Doctors in the operating room and in cath labs these days use a lot of different pieces of equipment, some of them requiring another person to operate so that sterility is not compromised. In particular, radiological image browsing during surgery can be frustrating when you can’t put your hands on the controls. We’ve seen gesture-based control of computers in the operating room that relies on 3D cameras watching hand movements and ones that track the user’s eyeballs to deduce intentions. Now a new wrist worn device may offer a new, potentially simpler option for controlling a nearby computer without actually having to touch any controls.
The gestureplex was developed by PLUX, a Portuguese firm, and utilizes the Intel Integrated Sensor Solution as its core. It looks like another fitness tracker, but instead it uses electromyography (EMG) sensors to detect muscle contractions around the wrist. The electrodes don’t require a gel and there are three sets of them to achieve high signal quality. The technology can be used to identify different hand gestures to operate a piece of software. This is currently a prototype device and it can certainly be expanded to include additional features that would be powered by other components such as accelerometers, gyros, and pressure sensors.
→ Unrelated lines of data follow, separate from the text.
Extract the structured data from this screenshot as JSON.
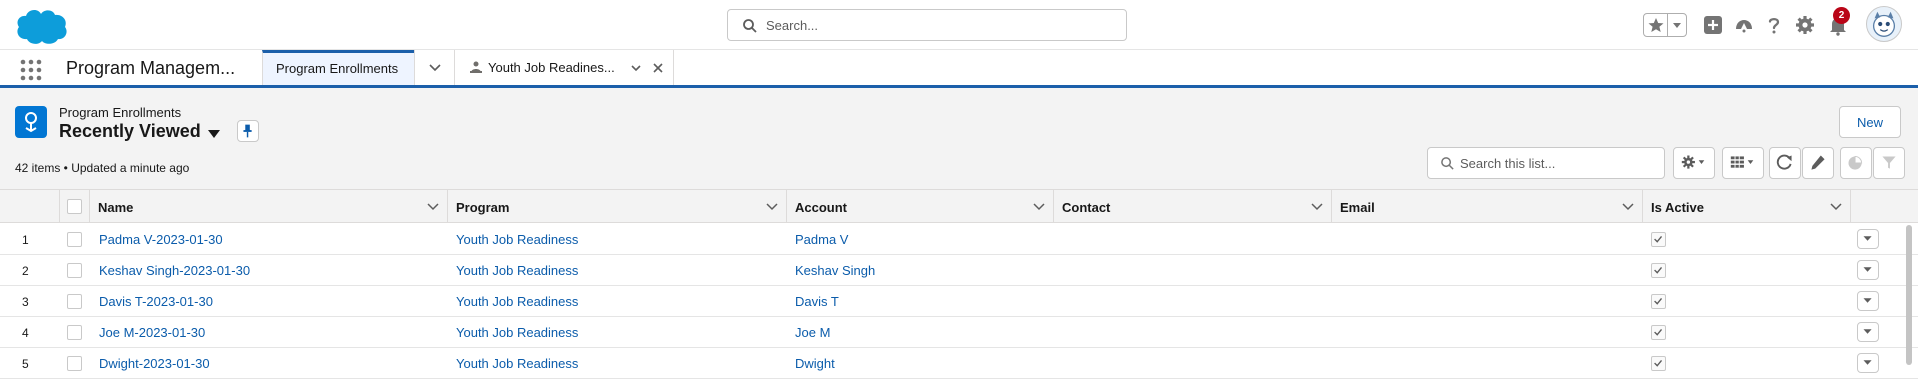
{
  "global_header": {
    "search_placeholder": "Search...",
    "notification_count": "2"
  },
  "app_nav": {
    "app_name": "Program Managem...",
    "tabs": [
      {
        "label": "Program Enrollments",
        "active": true
      },
      {
        "label": "Youth Job Readines...",
        "active": false
      }
    ]
  },
  "list_header": {
    "object_label": "Program Enrollments",
    "view_name": "Recently Viewed",
    "meta": "42 items • Updated a minute ago",
    "new_label": "New",
    "search_placeholder": "Search this list..."
  },
  "table": {
    "columns": [
      "Name",
      "Program",
      "Account",
      "Contact",
      "Email",
      "Is Active"
    ],
    "rows": [
      {
        "num": "1",
        "name": "Padma V-2023-01-30",
        "program": "Youth Job Readiness",
        "account": "Padma V",
        "contact": "",
        "email": "",
        "is_active": true
      },
      {
        "num": "2",
        "name": "Keshav Singh-2023-01-30",
        "program": "Youth Job Readiness",
        "account": "Keshav Singh",
        "contact": "",
        "email": "",
        "is_active": true
      },
      {
        "num": "3",
        "name": "Davis T-2023-01-30",
        "program": "Youth Job Readiness",
        "account": "Davis T",
        "contact": "",
        "email": "",
        "is_active": true
      },
      {
        "num": "4",
        "name": "Joe M-2023-01-30",
        "program": "Youth Job Readiness",
        "account": "Joe M",
        "contact": "",
        "email": "",
        "is_active": true
      },
      {
        "num": "5",
        "name": "Dwight-2023-01-30",
        "program": "Youth Job Readiness",
        "account": "Dwight",
        "contact": "",
        "email": "",
        "is_active": true
      }
    ]
  },
  "colors": {
    "brand": "#0176d3",
    "link": "#0b5cab",
    "badge": "#ba0517"
  },
  "icons": [
    "cloud-logo",
    "search-icon",
    "star-icon",
    "add-icon",
    "trailhead-icon",
    "help-icon",
    "gear-icon",
    "bell-icon",
    "avatar-icon",
    "waffle-icon",
    "pin-icon",
    "settings-icon",
    "table-view-icon",
    "refresh-icon",
    "pencil-icon",
    "chart-icon",
    "filter-icon"
  ]
}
Here’s Greg Stern, CEO of PLUX, giving a demo of the gestureplex:
Info page: GesturePLUX…